The reason to perform a bubble study is to confirm the presence of shunting of blood from venous to arterial flow such as a Reverse VSD or a Reverse PDA. When severe right sided overload and eccentric hypertrophy is present in patients with exercise intolerance (cyanosis), the clinical sonographer may suspect a reverse VSD or reverse PDA owing to Eisenmenger’s physiology; reversal of flow owing to equalization for right sided compared to left sided pressures.
An IV catheter is placed in the cephalic vein. Take 20 cc saline or Hetastarch and draw a few cc of air into the syringe. Agitate the syringe and remove the free air. Dr. Peter Modler demonstrates the materials necessary on the attached PowerPoint “How To Make Bubbles.”
If reverse PDA is suspected then image the abdominal aorta as close to the body wall as possible. Then inject about 10 cc of the agitated saline into the cephalic vein. If a reverse PDA is present then the bubbles will be seen in the abdominal aorta. In a normal patient where a closed venous system is present, the bubbles would dissolve in the pulmonary capillary bed. In the case of reverse VSD, image the heart in 5-chamber right parasternal long axis and concentrate on the region of the interventricular septum where a relatively large defect will usually be present if the patient is starting to reverse the flow from a long standing VSD. If reversal of flow is present then the bubbles will enter the right atrium to right ventricle and cross into the left ventricle and aorta through the defect. The bubbles are then ejected into the aortic circulation without dissolution in the pulmonary circulation.

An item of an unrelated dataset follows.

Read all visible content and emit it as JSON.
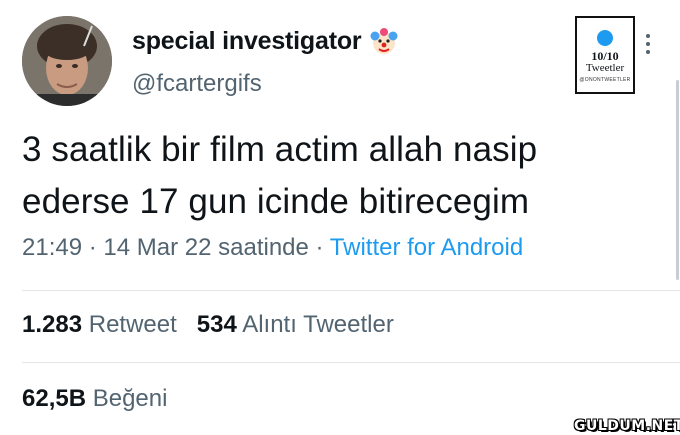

See this reverse VSD with bubble study performed by Dr. Doug Casey of Vancouver B.C. Canada. English Bay Ultrasound.